My Father - My Papa

You often hear a lot about my incredible and indomitable 104 year old mother, but not much about my father, Walter Blumenthal, of blessed memory.

You have to understand that I was only 4 years old when the horrendous tragedy of the Holocaust struck our family, and Jewish families throughout much of Europe. 

We tried leaving Germany by way of Holland, but because our visas were continually set back by the U.S. State Department, we were soon trapped in Europe when Germany invaded Holland. 

We spent 6 ½ years in various camps, transit camps, including Westerbork, and finally being forcibly sent to the hell-hole of Bergen-Belsen in Germany.

I try to imagine what it must have been like for both my mother, and father, just prior to, and post Kristallnacht. Can parents actually act in a normal, rational manner with one’s family when in such stressful circumstances? And Kristallnacht was only the beginning of our nightmare.

I remember my father as a tall man, but then I was quite small for my age. I was told by Mama that Papa was six feet tall. I remember that he was very strict, maybe because this is what it was like all around us. He made certain I said thank you when receiving the smallest gift of candy from a neighbor.

I know that Albert, my brother, inherited a number of Papa’s finer traits, among them the need to be scrupulously honest, and the need to be well organized. Papa had been an excellent businessman, and enjoyed working in the family shoe and haberdashery shop. His customers highly respected him. Papa was devastated when the Nazis prohibited non-Jews to enter his store, notwithstanding the fact that he served with honor in the German Army of World War One, having been awarded the Iron Cross.

The final year and a half of his life was spent in Bergen-Belsen, where at best I might have possibly caught glimpses of him when we were standing on Appel Platz until all hours of the day (and night!).

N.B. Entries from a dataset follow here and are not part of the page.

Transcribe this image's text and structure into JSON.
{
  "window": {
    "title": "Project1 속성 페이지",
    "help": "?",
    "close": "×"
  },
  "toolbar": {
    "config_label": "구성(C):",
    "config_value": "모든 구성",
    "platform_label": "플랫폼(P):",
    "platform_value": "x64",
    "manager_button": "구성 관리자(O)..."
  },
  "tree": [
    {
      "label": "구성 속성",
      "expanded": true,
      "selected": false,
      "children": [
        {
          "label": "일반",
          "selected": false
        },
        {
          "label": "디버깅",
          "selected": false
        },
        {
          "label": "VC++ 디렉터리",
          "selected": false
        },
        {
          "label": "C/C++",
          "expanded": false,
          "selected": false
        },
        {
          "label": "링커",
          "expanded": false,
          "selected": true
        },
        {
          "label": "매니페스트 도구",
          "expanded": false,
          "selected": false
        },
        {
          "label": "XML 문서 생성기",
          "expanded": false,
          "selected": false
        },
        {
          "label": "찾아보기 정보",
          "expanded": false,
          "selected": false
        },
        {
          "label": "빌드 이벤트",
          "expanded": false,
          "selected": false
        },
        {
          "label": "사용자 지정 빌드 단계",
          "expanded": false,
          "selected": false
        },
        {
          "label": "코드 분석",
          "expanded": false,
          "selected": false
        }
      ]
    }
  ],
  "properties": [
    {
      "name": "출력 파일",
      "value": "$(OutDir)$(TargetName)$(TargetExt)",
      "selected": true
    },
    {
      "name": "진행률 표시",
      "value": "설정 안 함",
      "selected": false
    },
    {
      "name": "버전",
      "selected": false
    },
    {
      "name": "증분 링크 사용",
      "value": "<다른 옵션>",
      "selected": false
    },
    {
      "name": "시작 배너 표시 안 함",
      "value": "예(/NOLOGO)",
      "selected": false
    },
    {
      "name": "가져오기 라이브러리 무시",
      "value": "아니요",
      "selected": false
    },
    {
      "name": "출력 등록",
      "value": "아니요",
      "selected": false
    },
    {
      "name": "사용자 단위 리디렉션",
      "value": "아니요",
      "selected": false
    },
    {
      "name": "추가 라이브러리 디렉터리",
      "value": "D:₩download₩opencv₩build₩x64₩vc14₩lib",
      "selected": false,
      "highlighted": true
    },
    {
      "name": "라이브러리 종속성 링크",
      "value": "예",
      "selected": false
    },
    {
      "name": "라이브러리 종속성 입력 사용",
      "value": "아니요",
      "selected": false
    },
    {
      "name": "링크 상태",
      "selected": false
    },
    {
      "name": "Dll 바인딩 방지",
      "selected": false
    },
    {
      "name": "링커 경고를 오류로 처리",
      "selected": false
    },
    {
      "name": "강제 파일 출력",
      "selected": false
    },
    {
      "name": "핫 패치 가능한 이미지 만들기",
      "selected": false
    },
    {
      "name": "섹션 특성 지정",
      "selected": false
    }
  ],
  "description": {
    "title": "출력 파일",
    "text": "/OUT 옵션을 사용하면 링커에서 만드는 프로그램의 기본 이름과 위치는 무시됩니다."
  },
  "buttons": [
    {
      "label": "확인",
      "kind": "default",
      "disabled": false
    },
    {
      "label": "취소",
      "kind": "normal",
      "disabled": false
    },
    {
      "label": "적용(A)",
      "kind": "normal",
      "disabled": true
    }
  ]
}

Finally liberated by Russian troops on April 23, 1945, Papa was a shell of a man, suffering terribly from a variety of diseases, in addition to severe mal-nutrition. He succumbed from typhus June 7, 1945 - coinciding with the 27th of Sivan on the Jewish calendar. This year the date of my Father`s passing coincides with Father’s Day itself.

I don’t know if Germany celebrates Father’s Day, but in those horrific years, I do know that Jewish fathers, mothers, children, and babies, meant absolutely nothing to the evil-minded Nazis regime that ruled at that time.

Yes, I miss my Papa very much – never really having gotten to know him as the firm, but gentle souled person he was described to me – the dedicated husband and family man that he was – the loving son and brother and uncle that he was. So today, on Father’s Day, on the date of my dear father’s Yahrzeit (day of his passing), my hope is for each of you who is still fortunate to have a father- please, please pay honor to him, love him, and treat him with the greatest respect and love.

Happy Father`s Day!